GIVEN RECORDS:
+-------+

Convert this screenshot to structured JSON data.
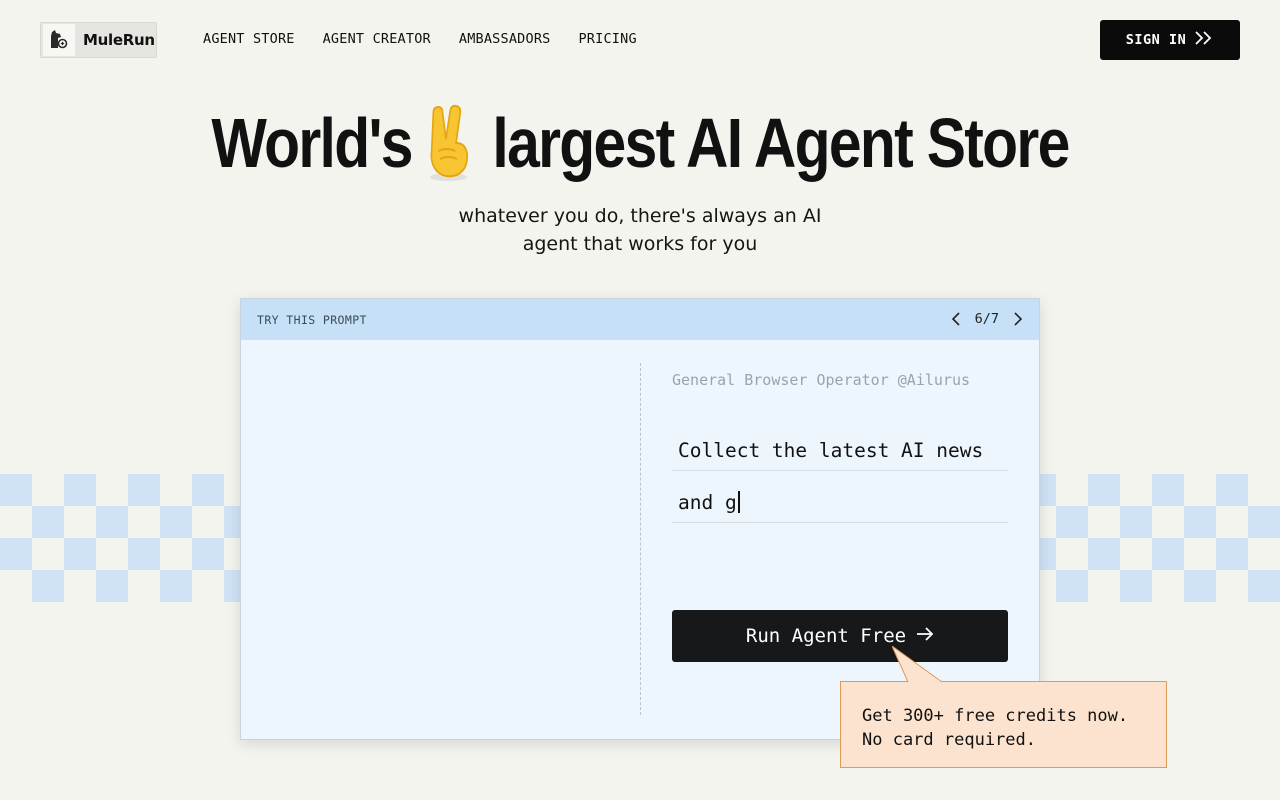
{
  "brand": {
    "name": "MuleRun"
  },
  "nav": {
    "items": [
      "AGENT STORE",
      "AGENT CREATOR",
      "AMBASSADORS",
      "PRICING"
    ],
    "signin_label": "SIGN IN"
  },
  "hero": {
    "title_left": "World's",
    "title_emoji": "victory-hand-emoji",
    "title_right": "largest AI Agent Store",
    "subtitle_line1": "whatever you do, there's always an AI",
    "subtitle_line2": "agent that works for you"
  },
  "prompt_card": {
    "header_label": "TRY THIS PROMPT",
    "pager": "6/7",
    "agent": "General Browser Operator @Ailurus",
    "prompt_line1": "Collect the latest AI news",
    "prompt_line2": "and g",
    "run_button_label": "Run Agent Free"
  },
  "tooltip": {
    "line1": "Get 300+ free credits now.",
    "line2": "No card required."
  },
  "colors": {
    "background": "#f4f4ef",
    "card_header": "#c6e0f7",
    "card_body": "#eef6fd",
    "checker_tile": "#cfe2f6",
    "button_dark": "#17181a",
    "tooltip_bg": "#fbe3cf",
    "tooltip_border": "#e09a58"
  }
}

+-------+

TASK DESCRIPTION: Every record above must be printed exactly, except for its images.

ANSWER FOR THIS EXERCISE:
Convert this screenshot to structured JSON data.
{
  "brand": {
    "name": "MuleRun"
  },
  "nav": {
    "items": [
      "AGENT STORE",
      "AGENT CREATOR",
      "AMBASSADORS",
      "PRICING"
    ],
    "signin_label": "SIGN IN"
  },
  "hero": {
    "title_left": "World's",
    "title_emoji": "victory-hand-emoji",
    "title_right": "largest AI Agent Store",
    "subtitle_line1": "whatever you do, there's always an AI",
    "subtitle_line2": "agent that works for you"
  },
  "prompt_card": {
    "header_label": "TRY THIS PROMPT",
    "pager": "6/7",
    "agent": "General Browser Operator @Ailurus",
    "prompt_line1": "Collect the latest AI news",
    "prompt_line2": "and g",
    "run_button_label": "Run Agent Free"
  },
  "tooltip": {
    "line1": "Get 300+ free credits now.",
    "line2": "No card required."
  },
  "colors": {
    "background": "#f4f4ef",
    "card_header": "#c6e0f7",
    "card_body": "#eef6fd",
    "checker_tile": "#cfe2f6",
    "button_dark": "#17181a",
    "tooltip_bg": "#fbe3cf",
    "tooltip_border": "#e09a58"
  }
}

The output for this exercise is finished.